Airbnb has laid off 30 percent of its recruitment staff, according to a recent Bloomberg report.
The cuts affected 0.4 percent of its overall staff. They currently employ 6,800 people.
However, Airbnb still plans to increase its overall headcount this year. The company has predicted their workforce to increase by 2 to 4 percent this year
Previous job cuts
This is not the first time that the company has seen job cuts in recent days. During the pandemic, the holiday home rental site laid off a staggering 25 percent of its workforce as it struggled to battle the global travel restraints.
The big tech layoffs continue
In January, Spotify announced it will cut 6 percent of its workforce. The Swedish music-streaming giant has about 10,000 employees.
Spotify’s CEO, Daniel Ek, wrote: “In hindsight, I was too ambitious in investing ahead of our revenue growth.”
Similarly, on the 18th January, Microsoft announced 10,000 layoffs. Their CEO, Satya Nadalla said that the company will refocus on “secular growth and long-term competitiveness.”
ALEXIA PEDERSEN, VP OF EMEA AT O’REILLY
“Redundancies are not made lightly. Organisations are considering several factors and deciding to reduce costs given the current economic uncertainty, with forecasted numbers showing a reduced demand for services and products.
“The technology sector stands out because there has been a period of rapid acceleration in digital transformation over recent years. This was accentuated by the pandemic, as many businesses had to rapidly move to an online presence in a very short timeframe. New skill sets were hired, and employees were upskilled to help organisations transition. Some of these projects have now been completed and talent is no longer required, whilst some of these projects are still underway, budgets are being cut in line with the economic projections being suggested by many economists.
“Britain currently has its lowest unemployment rate since 1974, and while the tech sector has taken a global hit, the UK hasn’t felt it so strongly. While headlines emphasising the mass layoffs dominate the media, the numbers aren’t matching up. At Meta, 650 staff out of 11,000 total were laid off in the UK, yet the roles for tech companies remain open.

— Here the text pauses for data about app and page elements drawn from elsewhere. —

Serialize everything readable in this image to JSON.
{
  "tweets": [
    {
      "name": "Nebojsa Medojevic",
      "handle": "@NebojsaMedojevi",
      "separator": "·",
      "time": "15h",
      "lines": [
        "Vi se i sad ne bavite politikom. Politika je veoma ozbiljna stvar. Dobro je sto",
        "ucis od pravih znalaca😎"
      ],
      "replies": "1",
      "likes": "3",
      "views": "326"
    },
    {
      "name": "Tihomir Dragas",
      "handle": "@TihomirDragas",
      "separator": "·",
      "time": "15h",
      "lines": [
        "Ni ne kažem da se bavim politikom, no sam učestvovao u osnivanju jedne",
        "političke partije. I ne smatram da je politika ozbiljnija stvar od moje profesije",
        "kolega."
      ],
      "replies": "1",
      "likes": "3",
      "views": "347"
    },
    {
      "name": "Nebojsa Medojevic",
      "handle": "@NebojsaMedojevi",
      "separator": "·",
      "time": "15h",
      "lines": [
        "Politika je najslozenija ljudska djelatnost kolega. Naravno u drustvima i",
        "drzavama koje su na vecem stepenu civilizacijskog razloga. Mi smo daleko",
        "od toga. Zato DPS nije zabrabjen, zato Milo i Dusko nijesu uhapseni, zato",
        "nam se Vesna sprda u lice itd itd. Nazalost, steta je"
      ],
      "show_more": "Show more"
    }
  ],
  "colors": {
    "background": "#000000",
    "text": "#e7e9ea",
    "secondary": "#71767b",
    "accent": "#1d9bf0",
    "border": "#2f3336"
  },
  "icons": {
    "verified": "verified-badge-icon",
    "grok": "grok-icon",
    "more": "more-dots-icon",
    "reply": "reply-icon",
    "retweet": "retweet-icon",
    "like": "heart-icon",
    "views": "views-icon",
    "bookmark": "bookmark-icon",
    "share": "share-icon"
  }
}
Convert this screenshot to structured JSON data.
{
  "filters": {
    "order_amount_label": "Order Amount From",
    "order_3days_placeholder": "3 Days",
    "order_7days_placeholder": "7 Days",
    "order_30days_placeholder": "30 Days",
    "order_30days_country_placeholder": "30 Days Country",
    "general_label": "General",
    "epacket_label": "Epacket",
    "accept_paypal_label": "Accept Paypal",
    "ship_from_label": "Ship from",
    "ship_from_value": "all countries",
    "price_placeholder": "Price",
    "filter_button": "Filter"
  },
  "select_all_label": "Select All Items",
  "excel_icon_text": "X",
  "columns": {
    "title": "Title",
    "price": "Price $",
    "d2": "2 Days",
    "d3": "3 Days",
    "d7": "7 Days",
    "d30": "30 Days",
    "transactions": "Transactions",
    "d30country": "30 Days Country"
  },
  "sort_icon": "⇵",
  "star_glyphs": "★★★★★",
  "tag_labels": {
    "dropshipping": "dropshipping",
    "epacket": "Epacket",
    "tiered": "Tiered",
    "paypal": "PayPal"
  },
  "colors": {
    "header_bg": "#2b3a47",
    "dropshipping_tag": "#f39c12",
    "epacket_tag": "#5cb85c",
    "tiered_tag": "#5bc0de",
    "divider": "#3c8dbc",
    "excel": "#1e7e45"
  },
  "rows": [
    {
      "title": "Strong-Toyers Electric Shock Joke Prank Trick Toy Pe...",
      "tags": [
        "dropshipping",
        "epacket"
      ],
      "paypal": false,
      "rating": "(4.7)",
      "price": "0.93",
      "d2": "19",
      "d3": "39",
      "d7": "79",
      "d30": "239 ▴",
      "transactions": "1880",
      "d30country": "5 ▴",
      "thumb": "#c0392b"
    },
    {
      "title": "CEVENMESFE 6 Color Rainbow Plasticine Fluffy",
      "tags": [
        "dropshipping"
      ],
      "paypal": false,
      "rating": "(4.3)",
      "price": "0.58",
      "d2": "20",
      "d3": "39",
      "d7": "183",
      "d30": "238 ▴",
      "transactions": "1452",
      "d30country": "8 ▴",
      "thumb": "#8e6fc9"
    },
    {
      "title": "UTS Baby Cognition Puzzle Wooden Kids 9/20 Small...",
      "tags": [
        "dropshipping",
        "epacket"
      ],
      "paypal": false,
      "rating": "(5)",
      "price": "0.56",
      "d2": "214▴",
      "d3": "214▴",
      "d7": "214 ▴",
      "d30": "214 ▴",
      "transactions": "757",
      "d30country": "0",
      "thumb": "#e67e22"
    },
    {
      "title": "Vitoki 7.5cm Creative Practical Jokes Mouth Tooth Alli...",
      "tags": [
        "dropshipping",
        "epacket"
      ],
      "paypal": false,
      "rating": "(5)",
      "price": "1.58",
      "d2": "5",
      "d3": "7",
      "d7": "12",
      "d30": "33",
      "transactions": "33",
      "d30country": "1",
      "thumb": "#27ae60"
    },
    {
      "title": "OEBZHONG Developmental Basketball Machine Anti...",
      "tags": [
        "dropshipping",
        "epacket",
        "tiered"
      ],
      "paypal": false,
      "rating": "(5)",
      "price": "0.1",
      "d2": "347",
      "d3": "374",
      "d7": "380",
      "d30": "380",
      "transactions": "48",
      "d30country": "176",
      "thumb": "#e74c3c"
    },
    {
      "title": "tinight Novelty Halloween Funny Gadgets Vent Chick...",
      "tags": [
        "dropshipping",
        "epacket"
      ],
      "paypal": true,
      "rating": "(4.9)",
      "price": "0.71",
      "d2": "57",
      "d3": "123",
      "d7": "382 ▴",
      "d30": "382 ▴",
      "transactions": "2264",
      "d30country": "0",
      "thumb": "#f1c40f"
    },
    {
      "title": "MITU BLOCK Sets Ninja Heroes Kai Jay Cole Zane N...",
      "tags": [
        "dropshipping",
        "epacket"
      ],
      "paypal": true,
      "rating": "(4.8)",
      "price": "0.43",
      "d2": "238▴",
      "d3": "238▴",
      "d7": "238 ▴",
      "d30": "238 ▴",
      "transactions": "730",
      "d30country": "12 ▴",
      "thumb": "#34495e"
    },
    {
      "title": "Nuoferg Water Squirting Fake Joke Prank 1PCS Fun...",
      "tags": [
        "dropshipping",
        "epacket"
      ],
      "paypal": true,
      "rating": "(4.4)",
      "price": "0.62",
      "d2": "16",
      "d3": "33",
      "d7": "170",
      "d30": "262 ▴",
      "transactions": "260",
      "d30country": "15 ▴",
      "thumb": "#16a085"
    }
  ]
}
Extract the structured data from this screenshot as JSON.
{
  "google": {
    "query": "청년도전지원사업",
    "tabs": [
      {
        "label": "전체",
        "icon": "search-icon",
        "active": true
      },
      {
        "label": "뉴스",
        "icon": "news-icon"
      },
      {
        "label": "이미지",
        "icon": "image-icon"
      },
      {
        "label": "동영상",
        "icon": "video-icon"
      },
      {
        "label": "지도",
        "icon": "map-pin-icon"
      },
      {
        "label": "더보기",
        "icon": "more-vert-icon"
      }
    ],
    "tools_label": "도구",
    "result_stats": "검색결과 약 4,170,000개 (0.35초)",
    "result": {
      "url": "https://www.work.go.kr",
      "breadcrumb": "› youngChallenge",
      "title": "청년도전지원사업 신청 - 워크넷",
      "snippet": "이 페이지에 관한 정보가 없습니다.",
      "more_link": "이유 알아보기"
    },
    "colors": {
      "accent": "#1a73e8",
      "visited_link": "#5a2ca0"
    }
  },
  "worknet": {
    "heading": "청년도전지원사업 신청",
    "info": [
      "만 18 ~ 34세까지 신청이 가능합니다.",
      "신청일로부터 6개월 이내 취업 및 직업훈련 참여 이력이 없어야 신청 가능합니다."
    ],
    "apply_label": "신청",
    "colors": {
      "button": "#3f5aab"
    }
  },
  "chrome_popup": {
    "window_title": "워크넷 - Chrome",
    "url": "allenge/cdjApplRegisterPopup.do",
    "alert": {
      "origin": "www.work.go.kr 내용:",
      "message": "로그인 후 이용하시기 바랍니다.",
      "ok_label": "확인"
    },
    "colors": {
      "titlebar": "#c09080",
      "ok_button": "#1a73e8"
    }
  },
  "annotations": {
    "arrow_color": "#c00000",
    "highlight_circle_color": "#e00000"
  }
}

“Some tech companies will want to take a cautious view and prepare for what may lie ahead by reducing costs, but the situation in the UK isn’t necessarily mirroring the global trend.”
Amelia Brand is the Editor for HRreview, and host of the HR in Review podcast series. With a Master’s degree in Legal and Political Theory, her particular interests within HR include employment law, DE&I, and wellbeing within the workplace. Prior to working with HRreview, Amelia was Sub-Editor of a magazine, and Editor of the Environmental Justice Project at the University College London, writing and overseeing articles into UCL’s weekly newsletter. Her previous academic work has focused on philosophy, politics and law, with a special focus on how artificial intelligence will feature in the future.